*** RECORDS FOR PROCESSING ***

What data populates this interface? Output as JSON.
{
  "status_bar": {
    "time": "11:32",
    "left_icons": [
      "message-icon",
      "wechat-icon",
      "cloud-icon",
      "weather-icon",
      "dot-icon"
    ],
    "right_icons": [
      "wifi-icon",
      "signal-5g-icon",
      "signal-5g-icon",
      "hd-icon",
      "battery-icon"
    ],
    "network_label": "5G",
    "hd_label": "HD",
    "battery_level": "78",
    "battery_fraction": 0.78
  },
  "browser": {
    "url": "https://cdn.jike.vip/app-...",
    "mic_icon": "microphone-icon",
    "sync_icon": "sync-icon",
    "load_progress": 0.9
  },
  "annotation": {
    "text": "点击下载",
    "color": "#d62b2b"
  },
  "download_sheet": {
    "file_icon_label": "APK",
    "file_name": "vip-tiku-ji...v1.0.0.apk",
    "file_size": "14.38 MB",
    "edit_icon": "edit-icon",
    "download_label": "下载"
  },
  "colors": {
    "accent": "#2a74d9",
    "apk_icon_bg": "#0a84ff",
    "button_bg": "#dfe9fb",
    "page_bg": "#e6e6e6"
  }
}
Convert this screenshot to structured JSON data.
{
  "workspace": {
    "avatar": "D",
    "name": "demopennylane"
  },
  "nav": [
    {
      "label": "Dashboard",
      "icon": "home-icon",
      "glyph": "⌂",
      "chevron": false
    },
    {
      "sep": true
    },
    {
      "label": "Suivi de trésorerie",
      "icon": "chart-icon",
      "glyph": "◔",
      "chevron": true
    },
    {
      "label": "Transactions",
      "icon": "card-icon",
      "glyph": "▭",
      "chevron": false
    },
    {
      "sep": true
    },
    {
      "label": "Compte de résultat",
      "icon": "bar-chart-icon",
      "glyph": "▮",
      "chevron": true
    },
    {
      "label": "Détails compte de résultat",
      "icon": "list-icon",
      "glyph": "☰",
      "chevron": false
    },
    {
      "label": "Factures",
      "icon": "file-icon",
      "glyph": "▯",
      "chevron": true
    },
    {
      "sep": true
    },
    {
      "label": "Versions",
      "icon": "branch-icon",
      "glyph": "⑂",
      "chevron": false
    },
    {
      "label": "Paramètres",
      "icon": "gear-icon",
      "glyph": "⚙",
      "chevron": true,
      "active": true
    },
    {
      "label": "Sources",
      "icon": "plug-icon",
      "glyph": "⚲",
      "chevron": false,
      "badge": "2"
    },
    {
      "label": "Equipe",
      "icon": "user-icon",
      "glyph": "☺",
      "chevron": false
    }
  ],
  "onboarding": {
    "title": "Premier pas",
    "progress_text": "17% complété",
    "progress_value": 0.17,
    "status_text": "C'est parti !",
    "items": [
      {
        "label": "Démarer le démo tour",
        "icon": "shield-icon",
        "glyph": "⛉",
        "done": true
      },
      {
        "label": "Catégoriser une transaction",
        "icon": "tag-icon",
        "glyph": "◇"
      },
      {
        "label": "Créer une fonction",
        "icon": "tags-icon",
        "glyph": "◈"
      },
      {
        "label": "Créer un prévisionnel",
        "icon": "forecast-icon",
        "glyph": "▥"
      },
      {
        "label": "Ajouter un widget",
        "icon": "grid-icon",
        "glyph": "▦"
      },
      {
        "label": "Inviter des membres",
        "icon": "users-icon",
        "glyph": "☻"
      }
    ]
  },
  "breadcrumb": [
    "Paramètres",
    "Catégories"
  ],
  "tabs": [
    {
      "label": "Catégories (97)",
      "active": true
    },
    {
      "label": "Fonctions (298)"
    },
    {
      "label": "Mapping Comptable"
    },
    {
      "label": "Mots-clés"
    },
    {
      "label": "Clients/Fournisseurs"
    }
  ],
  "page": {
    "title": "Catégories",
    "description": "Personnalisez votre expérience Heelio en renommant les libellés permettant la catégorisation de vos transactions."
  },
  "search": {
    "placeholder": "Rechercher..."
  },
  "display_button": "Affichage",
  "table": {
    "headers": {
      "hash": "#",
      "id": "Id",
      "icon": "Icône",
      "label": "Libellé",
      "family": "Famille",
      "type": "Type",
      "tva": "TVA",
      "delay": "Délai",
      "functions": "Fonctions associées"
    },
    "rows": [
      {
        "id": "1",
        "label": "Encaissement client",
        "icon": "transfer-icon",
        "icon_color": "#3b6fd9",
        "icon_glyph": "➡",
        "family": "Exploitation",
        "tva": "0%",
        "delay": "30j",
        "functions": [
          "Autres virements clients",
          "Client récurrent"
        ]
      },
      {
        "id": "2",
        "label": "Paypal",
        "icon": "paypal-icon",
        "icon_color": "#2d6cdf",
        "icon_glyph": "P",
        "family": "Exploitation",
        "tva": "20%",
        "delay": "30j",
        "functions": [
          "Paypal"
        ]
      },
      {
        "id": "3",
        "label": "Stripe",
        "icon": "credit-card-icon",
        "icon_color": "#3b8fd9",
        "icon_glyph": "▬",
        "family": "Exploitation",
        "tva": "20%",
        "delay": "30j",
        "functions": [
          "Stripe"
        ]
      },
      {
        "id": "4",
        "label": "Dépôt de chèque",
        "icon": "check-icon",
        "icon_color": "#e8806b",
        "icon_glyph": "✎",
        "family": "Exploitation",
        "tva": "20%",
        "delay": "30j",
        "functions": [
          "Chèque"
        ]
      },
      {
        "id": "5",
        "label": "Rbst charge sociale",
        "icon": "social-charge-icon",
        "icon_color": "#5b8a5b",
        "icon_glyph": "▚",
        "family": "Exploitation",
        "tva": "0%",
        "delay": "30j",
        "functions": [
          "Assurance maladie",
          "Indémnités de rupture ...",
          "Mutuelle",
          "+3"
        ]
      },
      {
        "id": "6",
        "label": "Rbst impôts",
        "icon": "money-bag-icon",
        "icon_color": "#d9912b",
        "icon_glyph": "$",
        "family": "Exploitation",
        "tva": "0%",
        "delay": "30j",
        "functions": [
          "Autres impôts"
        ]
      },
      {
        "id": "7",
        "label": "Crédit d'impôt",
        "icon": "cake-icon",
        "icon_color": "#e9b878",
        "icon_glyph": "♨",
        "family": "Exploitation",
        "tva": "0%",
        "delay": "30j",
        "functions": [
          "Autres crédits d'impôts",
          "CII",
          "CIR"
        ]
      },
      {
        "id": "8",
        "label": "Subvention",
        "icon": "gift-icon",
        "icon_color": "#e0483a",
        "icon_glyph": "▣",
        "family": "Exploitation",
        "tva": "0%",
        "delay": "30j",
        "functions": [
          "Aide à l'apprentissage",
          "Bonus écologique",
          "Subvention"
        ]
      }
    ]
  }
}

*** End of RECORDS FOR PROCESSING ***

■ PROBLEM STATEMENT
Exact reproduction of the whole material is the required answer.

■ TASK RESPONSE
What data populates this interface? Output as JSON.
{
  "status_bar": {
    "time": "11:32",
    "left_icons": [
      "message-icon",
      "wechat-icon",
      "cloud-icon",
      "weather-icon",
      "dot-icon"
    ],
    "right_icons": [
      "wifi-icon",
      "signal-5g-icon",
      "signal-5g-icon",
      "hd-icon",
      "battery-icon"
    ],
    "network_label": "5G",
    "hd_label": "HD",
    "battery_level": "78",
    "battery_fraction": 0.78
  },
  "browser": {
    "url": "https://cdn.jike.vip/app-...",
    "mic_icon": "microphone-icon",
    "sync_icon": "sync-icon",
    "load_progress": 0.9
  },
  "annotation": {
    "text": "点击下载",
    "color": "#d62b2b"
  },
  "download_sheet": {
    "file_icon_label": "APK",
    "file_name": "vip-tiku-ji...v1.0.0.apk",
    "file_size": "14.38 MB",
    "edit_icon": "edit-icon",
    "download_label": "下载"
  },
  "colors": {
    "accent": "#2a74d9",
    "apk_icon_bg": "#0a84ff",
    "button_bg": "#dfe9fb",
    "page_bg": "#e6e6e6"
  }
}
Convert this screenshot to structured JSON data.
{
  "workspace": {
    "avatar": "D",
    "name": "demopennylane"
  },
  "nav": [
    {
      "label": "Dashboard",
      "icon": "home-icon",
      "glyph": "⌂",
      "chevron": false
    },
    {
      "sep": true
    },
    {
      "label": "Suivi de trésorerie",
      "icon": "chart-icon",
      "glyph": "◔",
      "chevron": true
    },
    {
      "label": "Transactions",
      "icon": "card-icon",
      "glyph": "▭",
      "chevron": false
    },
    {
      "sep": true
    },
    {
      "label": "Compte de résultat",
      "icon": "bar-chart-icon",
      "glyph": "▮",
      "chevron": true
    },
    {
      "label": "Détails compte de résultat",
      "icon": "list-icon",
      "glyph": "☰",
      "chevron": false
    },
    {
      "label": "Factures",
      "icon": "file-icon",
      "glyph": "▯",
      "chevron": true
    },
    {
      "sep": true
    },
    {
      "label": "Versions",
      "icon": "branch-icon",
      "glyph": "⑂",
      "chevron": false
    },
    {
      "label": "Paramètres",
      "icon": "gear-icon",
      "glyph": "⚙",
      "chevron": true,
      "active": true
    },
    {
      "label": "Sources",
      "icon": "plug-icon",
      "glyph": "⚲",
      "chevron": false,
      "badge": "2"
    },
    {
      "label": "Equipe",
      "icon": "user-icon",
      "glyph": "☺",
      "chevron": false
    }
  ],
  "onboarding": {
    "title": "Premier pas",
    "progress_text": "17% complété",
    "progress_value": 0.17,
    "status_text": "C'est parti !",
    "items": [
      {
        "label": "Démarer le démo tour",
        "icon": "shield-icon",
        "glyph": "⛉",
        "done": true
      },
      {
        "label": "Catégoriser une transaction",
        "icon": "tag-icon",
        "glyph": "◇"
      },
      {
        "label": "Créer une fonction",
        "icon": "tags-icon",
        "glyph": "◈"
      },
      {
        "label": "Créer un prévisionnel",
        "icon": "forecast-icon",
        "glyph": "▥"
      },
      {
        "label": "Ajouter un widget",
        "icon": "grid-icon",
        "glyph": "▦"
      },
      {
        "label": "Inviter des membres",
        "icon": "users-icon",
        "glyph": "☻"
      }
    ]
  },
  "breadcrumb": [
    "Paramètres",
    "Catégories"
  ],
  "tabs": [
    {
      "label": "Catégories (97)",
      "active": true
    },
    {
      "label": "Fonctions (298)"
    },
    {
      "label": "Mapping Comptable"
    },
    {
      "label": "Mots-clés"
    },
    {
      "label": "Clients/Fournisseurs"
    }
  ],
  "page": {
    "title": "Catégories",
    "description": "Personnalisez votre expérience Heelio en renommant les libellés permettant la catégorisation de vos transactions."
  },
  "search": {
    "placeholder": "Rechercher..."
  },
  "display_button": "Affichage",
  "table": {
    "headers": {
      "hash": "#",
      "id": "Id",
      "icon": "Icône",
      "label": "Libellé",
      "family": "Famille",
      "type": "Type",
      "tva": "TVA",
      "delay": "Délai",
      "functions": "Fonctions associées"
    },
    "rows": [
      {
        "id": "1",
        "label": "Encaissement client",
        "icon": "transfer-icon",
        "icon_color": "#3b6fd9",
        "icon_glyph": "➡",
        "family": "Exploitation",
        "tva": "0%",
        "delay": "30j",
        "functions": [
          "Autres virements clients",
          "Client récurrent"
        ]
      },
      {
        "id": "2",
        "label": "Paypal",
        "icon": "paypal-icon",
        "icon_color": "#2d6cdf",
        "icon_glyph": "P",
        "family": "Exploitation",
        "tva": "20%",
        "delay": "30j",
        "functions": [
          "Paypal"
        ]
      },
      {
        "id": "3",
        "label": "Stripe",
        "icon": "credit-card-icon",
        "icon_color": "#3b8fd9",
        "icon_glyph": "▬",
        "family": "Exploitation",
        "tva": "20%",
        "delay": "30j",
        "functions": [
          "Stripe"
        ]
      },
      {
        "id": "4",
        "label": "Dépôt de chèque",
        "icon": "check-icon",
        "icon_color": "#e8806b",
        "icon_glyph": "✎",
        "family": "Exploitation",
        "tva": "20%",
        "delay": "30j",
        "functions": [
          "Chèque"
        ]
      },
      {
        "id": "5",
        "label": "Rbst charge sociale",
        "icon": "social-charge-icon",
        "icon_color": "#5b8a5b",
        "icon_glyph": "▚",
        "family": "Exploitation",
        "tva": "0%",
        "delay": "30j",
        "functions": [
          "Assurance maladie",
          "Indémnités de rupture ...",
          "Mutuelle",
          "+3"
        ]
      },
      {
        "id": "6",
        "label": "Rbst impôts",
        "icon": "money-bag-icon",
        "icon_color": "#d9912b",
        "icon_glyph": "$",
        "family": "Exploitation",
        "tva": "0%",
        "delay": "30j",
        "functions": [
          "Autres impôts"
        ]
      },
      {
        "id": "7",
        "label": "Crédit d'impôt",
        "icon": "cake-icon",
        "icon_color": "#e9b878",
        "icon_glyph": "♨",
        "family": "Exploitation",
        "tva": "0%",
        "delay": "30j",
        "functions": [
          "Autres crédits d'impôts",
          "CII",
          "CIR"
        ]
      },
      {
        "id": "8",
        "label": "Subvention",
        "icon": "gift-icon",
        "icon_color": "#e0483a",
        "icon_glyph": "▣",
        "family": "Exploitation",
        "tva": "0%",
        "delay": "30j",
        "functions": [
          "Aide à l'apprentissage",
          "Bonus écologique",
          "Subvention"
        ]
      }
    ]
  }
}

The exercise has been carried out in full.